> _REQUIREMENT_:
Retype the full listing without altering anything.

==*==

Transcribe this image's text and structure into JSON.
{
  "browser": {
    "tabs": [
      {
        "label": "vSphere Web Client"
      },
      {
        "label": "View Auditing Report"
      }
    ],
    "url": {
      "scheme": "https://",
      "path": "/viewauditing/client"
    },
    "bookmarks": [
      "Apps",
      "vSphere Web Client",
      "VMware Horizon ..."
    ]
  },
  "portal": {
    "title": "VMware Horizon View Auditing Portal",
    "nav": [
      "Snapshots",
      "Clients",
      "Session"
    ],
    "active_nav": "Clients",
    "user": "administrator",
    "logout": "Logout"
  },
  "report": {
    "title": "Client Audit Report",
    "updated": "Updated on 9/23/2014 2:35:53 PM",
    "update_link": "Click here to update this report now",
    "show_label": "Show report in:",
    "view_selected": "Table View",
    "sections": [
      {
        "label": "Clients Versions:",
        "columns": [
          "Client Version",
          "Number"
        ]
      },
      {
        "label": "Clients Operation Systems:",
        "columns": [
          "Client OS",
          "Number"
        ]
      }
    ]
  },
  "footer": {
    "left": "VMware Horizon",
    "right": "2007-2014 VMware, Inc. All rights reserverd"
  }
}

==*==

> _WRITTEN SOLUTION_:
Transcribe this image's text and structure into JSON.
{
  "browser": {
    "tabs": [
      {
        "label": "vSphere Web Client"
      },
      {
        "label": "View Auditing Report"
      }
    ],
    "url": {
      "scheme": "https://",
      "path": "/viewauditing/client"
    },
    "bookmarks": [
      "Apps",
      "vSphere Web Client",
      "VMware Horizon ..."
    ]
  },
  "portal": {
    "title": "VMware Horizon View Auditing Portal",
    "nav": [
      "Snapshots",
      "Clients",
      "Session"
    ],
    "active_nav": "Clients",
    "user": "administrator",
    "logout": "Logout"
  },
  "report": {
    "title": "Client Audit Report",
    "updated": "Updated on 9/23/2014 2:35:53 PM",
    "update_link": "Click here to update this report now",
    "show_label": "Show report in:",
    "view_selected": "Table View",
    "sections": [
      {
        "label": "Clients Versions:",
        "columns": [
          "Client Version",
          "Number"
        ]
      },
      {
        "label": "Clients Operation Systems:",
        "columns": [
          "Client OS",
          "Number"
        ]
      }
    ]
  },
  "footer": {
    "left": "VMware Horizon",
    "right": "2007-2014 VMware, Inc. All rights reserverd"
  }
}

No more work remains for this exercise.